These works fooled all but the most expert connoisseurs of art. Yet, despite their believability, they weren’t genuine works of art. They were imposters. They were in and of themselves nothing. Because they were not real, original or inspired, they were worthless. Although many of these worthless knockoffs produced great price because they fooled the eye, in the end the legitimacy of each (or lack thereof) was discovered.
In Galatians 4, Paul talks about the danger of spiritual forgery. He stresses to the Galatian church the true goal of the message of Christianity: that Christ is formed in us. (Galatians 4:19) The Galatian church was receiving a different message from others about the true goal of the Christian message, and it was deceiving them. It looked similar to them, but when scrutinized by Paul, it was shown to be a fake. Paul said, “They eagerly seek you, not commendably, but they wish to shut you out so that you will seek them.” The goal of these spiritual forgers was to have the Galatians buy into their message. The problem was that their message was not true.
Forgeries have long existed in art and in church. Our goal is to become knowledgeable enough about our faith to spot imposters. We do this by studying the Word of God, and by allowing Christ to be formed in us as we understand and act on His words and ways. The more Christ becomes part of who we are, or is “formed in us,” the more we will be able to spot a fake.

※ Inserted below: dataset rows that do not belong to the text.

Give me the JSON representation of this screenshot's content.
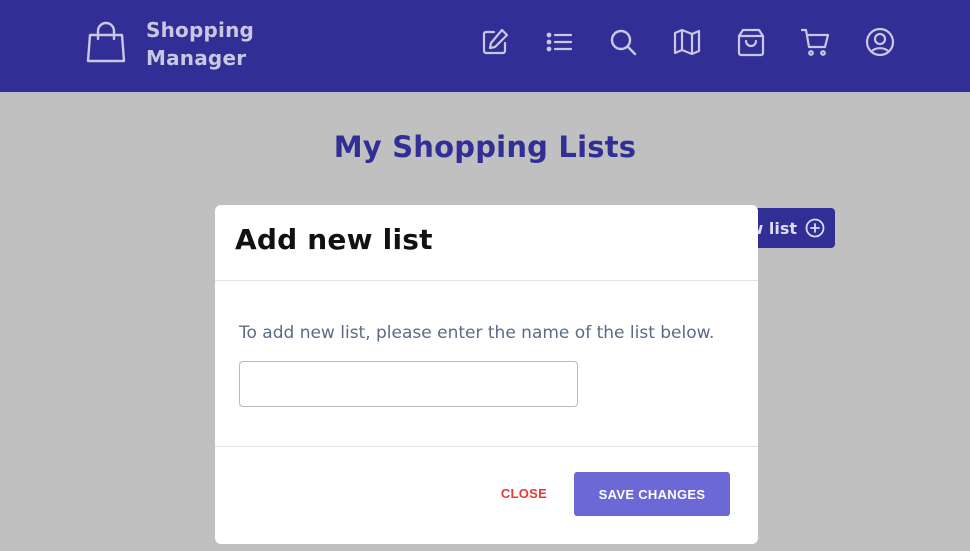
{
  "app": {
    "brand_line1": "Shopping",
    "brand_line2": "Manager"
  },
  "nav": {
    "icons": [
      "edit-icon",
      "list-icon",
      "search-icon",
      "map-icon",
      "bag-icon",
      "cart-icon",
      "user-icon"
    ]
  },
  "page": {
    "title": "My Shopping Lists",
    "add_button_label": "New list"
  },
  "modal": {
    "title": "Add new list",
    "description": "To add new list, please enter the name of the list below.",
    "input_value": "",
    "input_placeholder": "",
    "close_label": "CLOSE",
    "save_label": "SAVE CHANGES"
  },
  "colors": {
    "header_bg": "#312e96",
    "overlay_bg": "#c0c0c0",
    "accent": "#6c68d6",
    "danger": "#e53a3a"
  }
}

We become who we follow, so spotting a spiritual forgery can be a matter of life and death.
How can memorizing scripture help us spot a fake?
What are some current or past forgeries that have caught you off guard?
What are the implications of 2 Timothy 4:1–4 both, on the reality of forgeries and the responsibility of believers?